ABSTRACT: Pump systems are currently used to test the performance of both spirometers and peak expiratory flow (PEF) meters, but for certain flow profiles the input signal (i.e., requested profile) and the output profile can differ. We developed a mathematical model of wave action within a pump and compared the recorded flow profiles with both the input profiles and the output predicted by the model. Three American Thoracic Society (ATS) flow profiles and four artificial flow-versus-time profiles were delivered by a pump, first to a pneumotachograph (PT) on its own, then to the PT with a 32-cm upstream extension tube (which would favor wave action), and lastly with the PT in series with and immediately downstream to a mini-Wright peak flow meter. With the PT on its own, recorded flow for the seven profiles was 2.4 +/- 1.9% (mean +/- SD) higher than the pump's input flow, and similarly was 2.3 +/- 2.3% higher than the pump's output flow as predicted by the model. With the extension tube in place, the recorded flow was 6.6 +/- 6.4% higher than the input flow (range: 0.1 to 18.4%), but was only 1.2 +/- 2.5% higher than the output flow predicted by the model (range: -0.8 to 5.2%). With the mini-Wright meter in series, the flow recorded by the PT was on average 6.1 +/- 9.1% below the input flow (range: -23.8 to 2. 5%), but was only 0.6 +/- 3.3% above the pump's output flow predicted by the model (range: -5.5 to 3.9%). The mini-Wright meter's reading (corrected for its nonlinearity) was on average 1.3 +/- 3.6% below the model's predicted output flow (range: -9.0 to 1. 5%). The mini-Wright meter would be deemed outside ATS limits for accuracy for three of the seven profiles when compared with the pump's input PEF, but this would be true for only one profile when compared with the pump's output PEF as predicted by the model. Our study shows that the output flow from pump systems can differ from the input waveform depending on the operating configuration. This effect can be predicted with reasonable accuracy using a model based on nonsteady flow analysis that takes account of pressure wave reflections within pump systems.
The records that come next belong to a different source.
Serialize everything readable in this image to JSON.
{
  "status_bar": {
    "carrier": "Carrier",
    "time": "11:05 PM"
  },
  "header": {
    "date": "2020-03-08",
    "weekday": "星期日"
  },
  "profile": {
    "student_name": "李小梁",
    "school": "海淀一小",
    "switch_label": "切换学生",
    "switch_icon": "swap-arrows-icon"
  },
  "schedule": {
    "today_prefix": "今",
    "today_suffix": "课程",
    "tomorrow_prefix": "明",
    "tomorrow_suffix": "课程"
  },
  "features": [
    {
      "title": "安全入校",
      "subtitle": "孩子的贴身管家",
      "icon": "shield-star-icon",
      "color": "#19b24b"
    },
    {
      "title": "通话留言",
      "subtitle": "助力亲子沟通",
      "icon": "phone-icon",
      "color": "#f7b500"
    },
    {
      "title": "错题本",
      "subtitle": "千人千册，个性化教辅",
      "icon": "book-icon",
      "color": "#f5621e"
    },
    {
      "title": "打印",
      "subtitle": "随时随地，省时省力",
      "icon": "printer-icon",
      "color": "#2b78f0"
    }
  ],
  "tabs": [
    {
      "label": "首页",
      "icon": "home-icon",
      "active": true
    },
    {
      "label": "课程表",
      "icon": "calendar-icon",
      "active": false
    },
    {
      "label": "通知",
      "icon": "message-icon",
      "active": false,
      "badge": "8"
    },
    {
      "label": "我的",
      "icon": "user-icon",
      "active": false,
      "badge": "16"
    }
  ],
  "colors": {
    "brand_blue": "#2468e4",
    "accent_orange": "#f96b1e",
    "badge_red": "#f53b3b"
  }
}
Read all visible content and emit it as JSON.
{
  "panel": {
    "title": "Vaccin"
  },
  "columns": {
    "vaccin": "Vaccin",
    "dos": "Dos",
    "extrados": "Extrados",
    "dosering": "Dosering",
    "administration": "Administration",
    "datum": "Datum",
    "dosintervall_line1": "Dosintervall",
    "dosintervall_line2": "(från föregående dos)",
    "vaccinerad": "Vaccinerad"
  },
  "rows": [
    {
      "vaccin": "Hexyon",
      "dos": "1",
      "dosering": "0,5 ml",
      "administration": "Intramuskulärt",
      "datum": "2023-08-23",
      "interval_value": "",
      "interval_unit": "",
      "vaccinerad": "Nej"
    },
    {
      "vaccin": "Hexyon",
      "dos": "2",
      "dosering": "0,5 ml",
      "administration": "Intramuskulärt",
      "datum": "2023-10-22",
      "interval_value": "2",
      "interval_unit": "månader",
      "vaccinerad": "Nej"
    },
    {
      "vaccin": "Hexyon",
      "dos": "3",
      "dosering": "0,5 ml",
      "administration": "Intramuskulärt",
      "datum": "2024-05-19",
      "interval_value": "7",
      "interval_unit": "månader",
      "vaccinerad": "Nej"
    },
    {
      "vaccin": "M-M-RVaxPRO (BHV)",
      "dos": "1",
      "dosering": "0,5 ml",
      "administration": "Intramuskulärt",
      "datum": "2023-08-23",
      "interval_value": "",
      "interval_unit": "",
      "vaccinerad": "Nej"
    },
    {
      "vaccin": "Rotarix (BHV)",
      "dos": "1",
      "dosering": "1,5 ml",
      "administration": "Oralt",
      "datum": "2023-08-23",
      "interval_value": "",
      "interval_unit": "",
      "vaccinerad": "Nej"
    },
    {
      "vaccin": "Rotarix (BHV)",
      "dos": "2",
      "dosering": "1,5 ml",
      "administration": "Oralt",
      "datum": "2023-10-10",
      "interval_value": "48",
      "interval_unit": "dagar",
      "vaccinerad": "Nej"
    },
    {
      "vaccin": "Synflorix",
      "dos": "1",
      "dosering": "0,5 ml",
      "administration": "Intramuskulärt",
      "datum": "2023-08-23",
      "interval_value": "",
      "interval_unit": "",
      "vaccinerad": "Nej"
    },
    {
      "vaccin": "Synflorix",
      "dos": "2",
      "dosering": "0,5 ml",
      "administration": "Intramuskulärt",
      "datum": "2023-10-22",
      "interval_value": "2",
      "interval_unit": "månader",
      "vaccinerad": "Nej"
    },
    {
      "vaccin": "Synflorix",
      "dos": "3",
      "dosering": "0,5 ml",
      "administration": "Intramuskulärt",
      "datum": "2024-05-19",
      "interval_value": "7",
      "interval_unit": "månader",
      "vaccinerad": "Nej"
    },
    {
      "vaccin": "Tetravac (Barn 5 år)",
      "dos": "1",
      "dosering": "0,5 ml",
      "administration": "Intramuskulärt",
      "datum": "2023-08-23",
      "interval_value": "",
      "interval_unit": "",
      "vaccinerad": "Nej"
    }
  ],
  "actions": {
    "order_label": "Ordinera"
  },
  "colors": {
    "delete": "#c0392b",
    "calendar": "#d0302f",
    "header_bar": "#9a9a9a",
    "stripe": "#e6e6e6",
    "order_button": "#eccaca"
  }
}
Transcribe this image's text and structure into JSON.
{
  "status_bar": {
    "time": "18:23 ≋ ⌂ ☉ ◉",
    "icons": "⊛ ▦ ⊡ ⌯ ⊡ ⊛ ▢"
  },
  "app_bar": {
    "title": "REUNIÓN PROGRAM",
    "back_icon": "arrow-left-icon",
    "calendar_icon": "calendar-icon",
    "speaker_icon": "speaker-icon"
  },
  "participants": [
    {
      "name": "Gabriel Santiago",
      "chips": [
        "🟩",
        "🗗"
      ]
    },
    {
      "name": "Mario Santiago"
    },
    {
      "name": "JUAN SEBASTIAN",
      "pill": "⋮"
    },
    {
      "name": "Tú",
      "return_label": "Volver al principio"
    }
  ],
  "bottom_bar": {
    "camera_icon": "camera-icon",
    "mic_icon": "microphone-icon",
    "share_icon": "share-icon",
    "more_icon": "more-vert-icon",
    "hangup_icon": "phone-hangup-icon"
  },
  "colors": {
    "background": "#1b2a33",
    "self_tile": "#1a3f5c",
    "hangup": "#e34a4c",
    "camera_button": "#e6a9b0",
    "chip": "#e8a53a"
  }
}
American Journal of Respiratory and Critical Care Medicine 07/2000; 161(6):1887-96. · 11.08 Impact Factor